** THE TASK **
Without the pictures, give the records again exactly as they appear.
━━━━━━━━━━━━━━━━━━━━
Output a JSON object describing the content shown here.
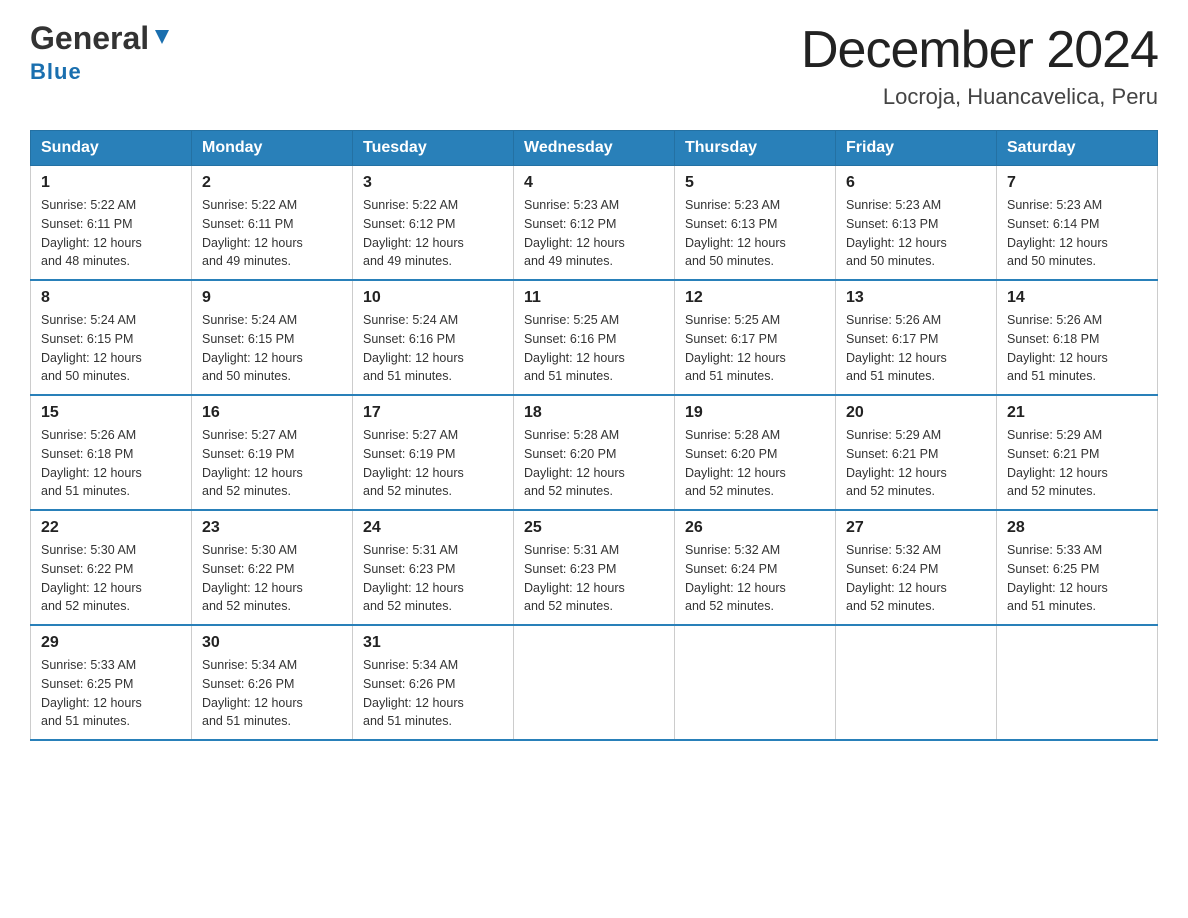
{
  "header": {
    "logo_line1": "General",
    "logo_line2": "Blue",
    "calendar_title": "December 2024",
    "calendar_subtitle": "Locroja, Huancavelica, Peru"
  },
  "days_of_week": [
    "Sunday",
    "Monday",
    "Tuesday",
    "Wednesday",
    "Thursday",
    "Friday",
    "Saturday"
  ],
  "weeks": [
    [
      {
        "day": "1",
        "sunrise": "5:22 AM",
        "sunset": "6:11 PM",
        "daylight": "12 hours and 48 minutes."
      },
      {
        "day": "2",
        "sunrise": "5:22 AM",
        "sunset": "6:11 PM",
        "daylight": "12 hours and 49 minutes."
      },
      {
        "day": "3",
        "sunrise": "5:22 AM",
        "sunset": "6:12 PM",
        "daylight": "12 hours and 49 minutes."
      },
      {
        "day": "4",
        "sunrise": "5:23 AM",
        "sunset": "6:12 PM",
        "daylight": "12 hours and 49 minutes."
      },
      {
        "day": "5",
        "sunrise": "5:23 AM",
        "sunset": "6:13 PM",
        "daylight": "12 hours and 50 minutes."
      },
      {
        "day": "6",
        "sunrise": "5:23 AM",
        "sunset": "6:13 PM",
        "daylight": "12 hours and 50 minutes."
      },
      {
        "day": "7",
        "sunrise": "5:23 AM",
        "sunset": "6:14 PM",
        "daylight": "12 hours and 50 minutes."
      }
    ],
    [
      {
        "day": "8",
        "sunrise": "5:24 AM",
        "sunset": "6:15 PM",
        "daylight": "12 hours and 50 minutes."
      },
      {
        "day": "9",
        "sunrise": "5:24 AM",
        "sunset": "6:15 PM",
        "daylight": "12 hours and 50 minutes."
      },
      {
        "day": "10",
        "sunrise": "5:24 AM",
        "sunset": "6:16 PM",
        "daylight": "12 hours and 51 minutes."
      },
      {
        "day": "11",
        "sunrise": "5:25 AM",
        "sunset": "6:16 PM",
        "daylight": "12 hours and 51 minutes."
      },
      {
        "day": "12",
        "sunrise": "5:25 AM",
        "sunset": "6:17 PM",
        "daylight": "12 hours and 51 minutes."
      },
      {
        "day": "13",
        "sunrise": "5:26 AM",
        "sunset": "6:17 PM",
        "daylight": "12 hours and 51 minutes."
      },
      {
        "day": "14",
        "sunrise": "5:26 AM",
        "sunset": "6:18 PM",
        "daylight": "12 hours and 51 minutes."
      }
    ],
    [
      {
        "day": "15",
        "sunrise": "5:26 AM",
        "sunset": "6:18 PM",
        "daylight": "12 hours and 51 minutes."
      },
      {
        "day": "16",
        "sunrise": "5:27 AM",
        "sunset": "6:19 PM",
        "daylight": "12 hours and 52 minutes."
      },
      {
        "day": "17",
        "sunrise": "5:27 AM",
        "sunset": "6:19 PM",
        "daylight": "12 hours and 52 minutes."
      },
      {
        "day": "18",
        "sunrise": "5:28 AM",
        "sunset": "6:20 PM",
        "daylight": "12 hours and 52 minutes."
      },
      {
        "day": "19",
        "sunrise": "5:28 AM",
        "sunset": "6:20 PM",
        "daylight": "12 hours and 52 minutes."
      },
      {
        "day": "20",
        "sunrise": "5:29 AM",
        "sunset": "6:21 PM",
        "daylight": "12 hours and 52 minutes."
      },
      {
        "day": "21",
        "sunrise": "5:29 AM",
        "sunset": "6:21 PM",
        "daylight": "12 hours and 52 minutes."
      }
    ],
    [
      {
        "day": "22",
        "sunrise": "5:30 AM",
        "sunset": "6:22 PM",
        "daylight": "12 hours and 52 minutes."
      },
      {
        "day": "23",
        "sunrise": "5:30 AM",
        "sunset": "6:22 PM",
        "daylight": "12 hours and 52 minutes."
      },
      {
        "day": "24",
        "sunrise": "5:31 AM",
        "sunset": "6:23 PM",
        "daylight": "12 hours and 52 minutes."
      },
      {
        "day": "25",
        "sunrise": "5:31 AM",
        "sunset": "6:23 PM",
        "daylight": "12 hours and 52 minutes."
      },
      {
        "day": "26",
        "sunrise": "5:32 AM",
        "sunset": "6:24 PM",
        "daylight": "12 hours and 52 minutes."
      },
      {
        "day": "27",
        "sunrise": "5:32 AM",
        "sunset": "6:24 PM",
        "daylight": "12 hours and 52 minutes."
      },
      {
        "day": "28",
        "sunrise": "5:33 AM",
        "sunset": "6:25 PM",
        "daylight": "12 hours and 51 minutes."
      }
    ],
    [
      {
        "day": "29",
        "sunrise": "5:33 AM",
        "sunset": "6:25 PM",
        "daylight": "12 hours and 51 minutes."
      },
      {
        "day": "30",
        "sunrise": "5:34 AM",
        "sunset": "6:26 PM",
        "daylight": "12 hours and 51 minutes."
      },
      {
        "day": "31",
        "sunrise": "5:34 AM",
        "sunset": "6:26 PM",
        "daylight": "12 hours and 51 minutes."
      },
      null,
      null,
      null,
      null
    ]
  ],
  "labels": {
    "sunrise_prefix": "Sunrise: ",
    "sunset_prefix": "Sunset: ",
    "daylight_prefix": "Daylight: "
  }
}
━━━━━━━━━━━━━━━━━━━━
** EXPECTED ANSWER **
Output a JSON object describing the content shown here.
{
  "header": {
    "logo_line1": "General",
    "logo_line2": "Blue",
    "calendar_title": "December 2024",
    "calendar_subtitle": "Locroja, Huancavelica, Peru"
  },
  "days_of_week": [
    "Sunday",
    "Monday",
    "Tuesday",
    "Wednesday",
    "Thursday",
    "Friday",
    "Saturday"
  ],
  "weeks": [
    [
      {
        "day": "1",
        "sunrise": "5:22 AM",
        "sunset": "6:11 PM",
        "daylight": "12 hours and 48 minutes."
      },
      {
        "day": "2",
        "sunrise": "5:22 AM",
        "sunset": "6:11 PM",
        "daylight": "12 hours and 49 minutes."
      },
      {
        "day": "3",
        "sunrise": "5:22 AM",
        "sunset": "6:12 PM",
        "daylight": "12 hours and 49 minutes."
      },
      {
        "day": "4",
        "sunrise": "5:23 AM",
        "sunset": "6:12 PM",
        "daylight": "12 hours and 49 minutes."
      },
      {
        "day": "5",
        "sunrise": "5:23 AM",
        "sunset": "6:13 PM",
        "daylight": "12 hours and 50 minutes."
      },
      {
        "day": "6",
        "sunrise": "5:23 AM",
        "sunset": "6:13 PM",
        "daylight": "12 hours and 50 minutes."
      },
      {
        "day": "7",
        "sunrise": "5:23 AM",
        "sunset": "6:14 PM",
        "daylight": "12 hours and 50 minutes."
      }
    ],
    [
      {
        "day": "8",
        "sunrise": "5:24 AM",
        "sunset": "6:15 PM",
        "daylight": "12 hours and 50 minutes."
      },
      {
        "day": "9",
        "sunrise": "5:24 AM",
        "sunset": "6:15 PM",
        "daylight": "12 hours and 50 minutes."
      },
      {
        "day": "10",
        "sunrise": "5:24 AM",
        "sunset": "6:16 PM",
        "daylight": "12 hours and 51 minutes."
      },
      {
        "day": "11",
        "sunrise": "5:25 AM",
        "sunset": "6:16 PM",
        "daylight": "12 hours and 51 minutes."
      },
      {
        "day": "12",
        "sunrise": "5:25 AM",
        "sunset": "6:17 PM",
        "daylight": "12 hours and 51 minutes."
      },
      {
        "day": "13",
        "sunrise": "5:26 AM",
        "sunset": "6:17 PM",
        "daylight": "12 hours and 51 minutes."
      },
      {
        "day": "14",
        "sunrise": "5:26 AM",
        "sunset": "6:18 PM",
        "daylight": "12 hours and 51 minutes."
      }
    ],
    [
      {
        "day": "15",
        "sunrise": "5:26 AM",
        "sunset": "6:18 PM",
        "daylight": "12 hours and 51 minutes."
      },
      {
        "day": "16",
        "sunrise": "5:27 AM",
        "sunset": "6:19 PM",
        "daylight": "12 hours and 52 minutes."
      },
      {
        "day": "17",
        "sunrise": "5:27 AM",
        "sunset": "6:19 PM",
        "daylight": "12 hours and 52 minutes."
      },
      {
        "day": "18",
        "sunrise": "5:28 AM",
        "sunset": "6:20 PM",
        "daylight": "12 hours and 52 minutes."
      },
      {
        "day": "19",
        "sunrise": "5:28 AM",
        "sunset": "6:20 PM",
        "daylight": "12 hours and 52 minutes."
      },
      {
        "day": "20",
        "sunrise": "5:29 AM",
        "sunset": "6:21 PM",
        "daylight": "12 hours and 52 minutes."
      },
      {
        "day": "21",
        "sunrise": "5:29 AM",
        "sunset": "6:21 PM",
        "daylight": "12 hours and 52 minutes."
      }
    ],
    [
      {
        "day": "22",
        "sunrise": "5:30 AM",
        "sunset": "6:22 PM",
        "daylight": "12 hours and 52 minutes."
      },
      {
        "day": "23",
        "sunrise": "5:30 AM",
        "sunset": "6:22 PM",
        "daylight": "12 hours and 52 minutes."
      },
      {
        "day": "24",
        "sunrise": "5:31 AM",
        "sunset": "6:23 PM",
        "daylight": "12 hours and 52 minutes."
      },
      {
        "day": "25",
        "sunrise": "5:31 AM",
        "sunset": "6:23 PM",
        "daylight": "12 hours and 52 minutes."
      },
      {
        "day": "26",
        "sunrise": "5:32 AM",
        "sunset": "6:24 PM",
        "daylight": "12 hours and 52 minutes."
      },
      {
        "day": "27",
        "sunrise": "5:32 AM",
        "sunset": "6:24 PM",
        "daylight": "12 hours and 52 minutes."
      },
      {
        "day": "28",
        "sunrise": "5:33 AM",
        "sunset": "6:25 PM",
        "daylight": "12 hours and 51 minutes."
      }
    ],
    [
      {
        "day": "29",
        "sunrise": "5:33 AM",
        "sunset": "6:25 PM",
        "daylight": "12 hours and 51 minutes."
      },
      {
        "day": "30",
        "sunrise": "5:34 AM",
        "sunset": "6:26 PM",
        "daylight": "12 hours and 51 minutes."
      },
      {
        "day": "31",
        "sunrise": "5:34 AM",
        "sunset": "6:26 PM",
        "daylight": "12 hours and 51 minutes."
      },
      null,
      null,
      null,
      null
    ]
  ],
  "labels": {
    "sunrise_prefix": "Sunrise: ",
    "sunset_prefix": "Sunset: ",
    "daylight_prefix": "Daylight: "
  }
}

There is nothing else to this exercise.